The 30 MLB teams drew nearly 64.6 million fans for the regular season that ended Wednesday, which is up from the 45.3 million who attended games in 2021, according to baseball-reference.com. This year’s numbers are still down from the 68.5 million who attended games in 2019, which was the last season that wasn’t affected by the pandemic.

The 111-win Los Angeles Dodgers led baseball with 3.86 million fans flocking to Dodger Stadium for an average of 47,672 per contest. The Oakland Athletics – who lost 102 games, play in an aging stadium and are the constant subject of relocation rumors – finished last, drawing just 787,902 fans for an average of less than 10,000 per game.

The St. Louis Cardinals finished second, drawing 3.32 million fans. They were followed by the Yankees (3.14 million), defending World Series champion Braves (3.13 million) and Padres (2.99 million).

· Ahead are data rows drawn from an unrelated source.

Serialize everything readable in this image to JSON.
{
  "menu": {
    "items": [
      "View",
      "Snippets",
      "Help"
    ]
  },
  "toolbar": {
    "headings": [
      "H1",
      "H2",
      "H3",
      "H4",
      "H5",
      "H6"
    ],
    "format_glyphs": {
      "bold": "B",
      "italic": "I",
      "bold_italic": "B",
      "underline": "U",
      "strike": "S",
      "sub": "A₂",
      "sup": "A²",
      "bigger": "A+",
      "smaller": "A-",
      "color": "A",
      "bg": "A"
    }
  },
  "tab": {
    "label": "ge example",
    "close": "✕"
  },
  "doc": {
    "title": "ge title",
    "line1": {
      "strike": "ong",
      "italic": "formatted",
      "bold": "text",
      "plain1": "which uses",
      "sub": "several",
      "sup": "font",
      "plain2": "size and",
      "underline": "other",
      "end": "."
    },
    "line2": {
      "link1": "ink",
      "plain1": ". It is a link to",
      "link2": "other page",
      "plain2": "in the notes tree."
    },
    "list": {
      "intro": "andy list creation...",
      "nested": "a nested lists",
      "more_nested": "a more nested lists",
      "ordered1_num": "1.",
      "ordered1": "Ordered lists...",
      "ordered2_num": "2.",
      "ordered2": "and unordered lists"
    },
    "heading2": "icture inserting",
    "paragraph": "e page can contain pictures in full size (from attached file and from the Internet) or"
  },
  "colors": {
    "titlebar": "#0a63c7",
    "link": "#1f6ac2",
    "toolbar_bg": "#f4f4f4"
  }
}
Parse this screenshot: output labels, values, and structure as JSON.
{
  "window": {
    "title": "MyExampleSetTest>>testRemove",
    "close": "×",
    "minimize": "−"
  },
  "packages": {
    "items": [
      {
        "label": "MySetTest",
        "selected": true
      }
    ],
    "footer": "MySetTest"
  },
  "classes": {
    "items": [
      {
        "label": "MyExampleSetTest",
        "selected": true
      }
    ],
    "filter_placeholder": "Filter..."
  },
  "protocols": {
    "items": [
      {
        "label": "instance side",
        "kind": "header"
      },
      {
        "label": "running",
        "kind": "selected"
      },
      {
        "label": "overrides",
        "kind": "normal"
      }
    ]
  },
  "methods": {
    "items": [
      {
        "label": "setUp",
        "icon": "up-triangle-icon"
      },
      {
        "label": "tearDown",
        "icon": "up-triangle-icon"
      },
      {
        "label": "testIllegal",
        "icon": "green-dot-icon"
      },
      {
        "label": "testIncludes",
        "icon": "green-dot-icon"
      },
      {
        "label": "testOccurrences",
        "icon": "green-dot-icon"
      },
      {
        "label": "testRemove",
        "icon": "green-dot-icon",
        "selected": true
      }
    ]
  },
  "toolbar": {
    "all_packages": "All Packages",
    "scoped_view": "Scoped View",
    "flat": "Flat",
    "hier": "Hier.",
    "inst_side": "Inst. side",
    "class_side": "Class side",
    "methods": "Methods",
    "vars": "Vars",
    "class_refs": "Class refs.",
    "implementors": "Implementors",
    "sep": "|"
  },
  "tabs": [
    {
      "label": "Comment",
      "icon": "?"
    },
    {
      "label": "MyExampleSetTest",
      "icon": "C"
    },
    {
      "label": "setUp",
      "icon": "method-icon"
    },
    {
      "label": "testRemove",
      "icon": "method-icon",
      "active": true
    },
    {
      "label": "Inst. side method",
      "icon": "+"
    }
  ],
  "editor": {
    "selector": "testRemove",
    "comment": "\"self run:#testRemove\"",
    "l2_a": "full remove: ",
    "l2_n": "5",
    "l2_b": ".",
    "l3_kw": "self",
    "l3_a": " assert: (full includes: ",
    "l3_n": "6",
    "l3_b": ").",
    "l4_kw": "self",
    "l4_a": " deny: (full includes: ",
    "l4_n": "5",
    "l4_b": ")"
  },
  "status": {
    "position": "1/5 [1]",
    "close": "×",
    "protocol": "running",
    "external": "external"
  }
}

The Toronto Blue Jays saw the biggest jump in attendance, rising from 805,901 fans to about 2.65 million. They were followed by the Cardinals, Yankees, Mariners, Dodgers, and Mets, which all drew more than a million fans more than in 2021.

The Rangers and Reds were the only teams to draw fewer fans than in 2021.

Only the Rangers started the 2021 season at full capacity and all 30 teams weren’t at 100% until July. No fans were allowed to attend regular season games in 2020.

MLB attendance had been declining slowly for years – even before the pandemic – after hitting its high mark of 79.4 million in 2007. This year’s 64.6 million fans is the fewest in a non-COVID-19 season since the sport expanded to 30 teams in 1998.

The lost attendance has been balanced in some ways by higher viewership on the sport’s MLB.TV streaming service. Viewers watched 11.5 billion minutes of content in 2022, which was a record high and up nearly 10% from 2021.